Despite technological advances that allow for better tracking of checked-in luggage, more than 33 million pieces of luggage were ‘mishandled’ by airlines last year, according to figures from aviation consultancy SITA. And while a good deal of them were eventually returned to their rightful owners, that’s still a lot of grumpy passengers!
Don’t push it
If you are going to be checking in luggage, the most important thing is to avoid tight connections. “The single biggest problem for baggage handlers is when bags are being transferred from one aircraft to another,” says SITA. Bags mishandled in transit accounted for 49 per cent of all mishandled luggage last year. The second biggest cause was ‘failed to load’, which accounted for 16 per cent of missing bags. Make sure you arrive at the airport in plenty of time before your flight to lessen this risk.

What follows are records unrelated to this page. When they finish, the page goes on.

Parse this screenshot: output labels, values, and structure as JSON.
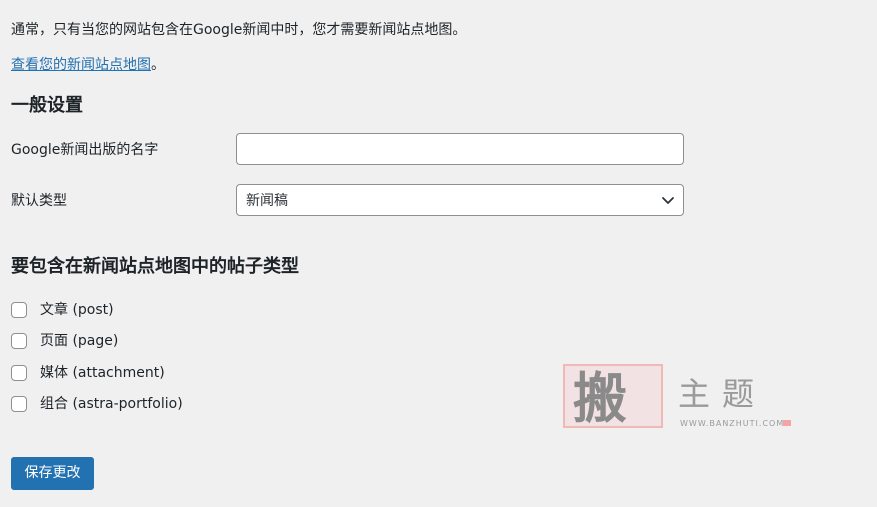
{
  "intro": {
    "text": "通常，只有当您的网站包含在Google新闻中时，您才需要新闻站点地图。",
    "link_text": "查看您的新闻站点地图",
    "link_suffix": "。"
  },
  "general": {
    "heading": "一般设置",
    "publication_name": {
      "label": "Google新闻出版的名字",
      "value": "",
      "placeholder": ""
    },
    "default_type": {
      "label": "默认类型",
      "selected": "新闻稿"
    }
  },
  "post_types": {
    "heading": "要包含在新闻站点地图中的帖子类型",
    "items": [
      {
        "label": "文章 (post)",
        "checked": false
      },
      {
        "label": "页面 (page)",
        "checked": false
      },
      {
        "label": "媒体 (attachment)",
        "checked": false
      },
      {
        "label": "组合 (astra-portfolio)",
        "checked": false
      }
    ]
  },
  "save_button": {
    "label": "保存更改"
  },
  "watermark": {
    "big_char": "搬",
    "title": "主题",
    "url": "WWW.BANZHUTI.COM"
  },
  "colors": {
    "background": "#f0f0f1",
    "accent": "#2271b1",
    "text": "#1d2327"
  },
  "icons": {
    "select_arrow": "chevron-down-icon"
  }
}
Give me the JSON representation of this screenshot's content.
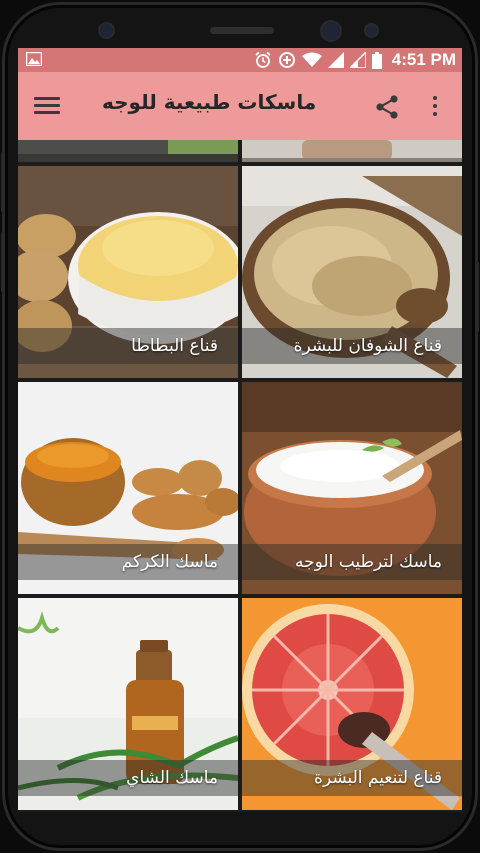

When possible, travel with carry-on baggage only. Many airlines are now charging fees for checked bags, so this will not only reduce the likelihood of lost luggage but save you money too. Pack mix and match clothes, make do with one or two pairs of shoes, buy toiletries when you get there and use hotel laundry facilities or hand washing as you go. US Airways reports that checked-in luggage has reduced by 20 per cent since it introduced luggage fees – it seems people can travel light when they want to.
An obvious piece of advice, perhaps, but one that many travellers still fail to follow. Checked in bags need to be tagged with tough labels, not flimsy ones that rip off when snagged. It is best for security reasons to get a tag that hides your home address inside the tag and you should always include your mobile number with country code. If the airline gives you a label, put that on too. You can’t have too many.
Prepare for the worst
If you are checking in your luggage, it is a good idea to have a change of clothes and some toiletries in your hand luggage. Always carry your documents and money on you, rather than in luggage. And if you are travelling to a cold climate, carry your warm coat on board rather than check it in (you only make that mistake once, trust me).
Don’t tempt fate
While a non-descript black suitcase is awfully hard to find in a mountain of lost luggage, flashy luggage is not a great idea either. Expensive looking luggage is more of a temptation to thieves, while valuable contents are more of a temptation to unscrupulous baggage handlers. Tamper-evident seals or cable ties can be used on some routes, but remember that the USA requires that all luggage can be opened by security staff, so you need TSA-approved locks if you’re travelling there.
Insure for the worst
Make sure you have adequate travel insurance to cover your luggage and any electronic items such as laptops and cameras. Many policies have per-item limits that are not enough to cover expensive items. Also look for a policy that provides an allowance for essentials such as clothes and toiletries in the case of delayed luggage.
If you do lose a bag in your travels, make sure you hang onto the baggage receipt – usually stuck to the back of your boarding pass folder. Baggage numbers drop out of airline systems after a few days and once that happens you’re looking for a needle in a haystack (in case you’re wondering, yes, I also learnt that one by experience!).
Copyright Jane E. Fraser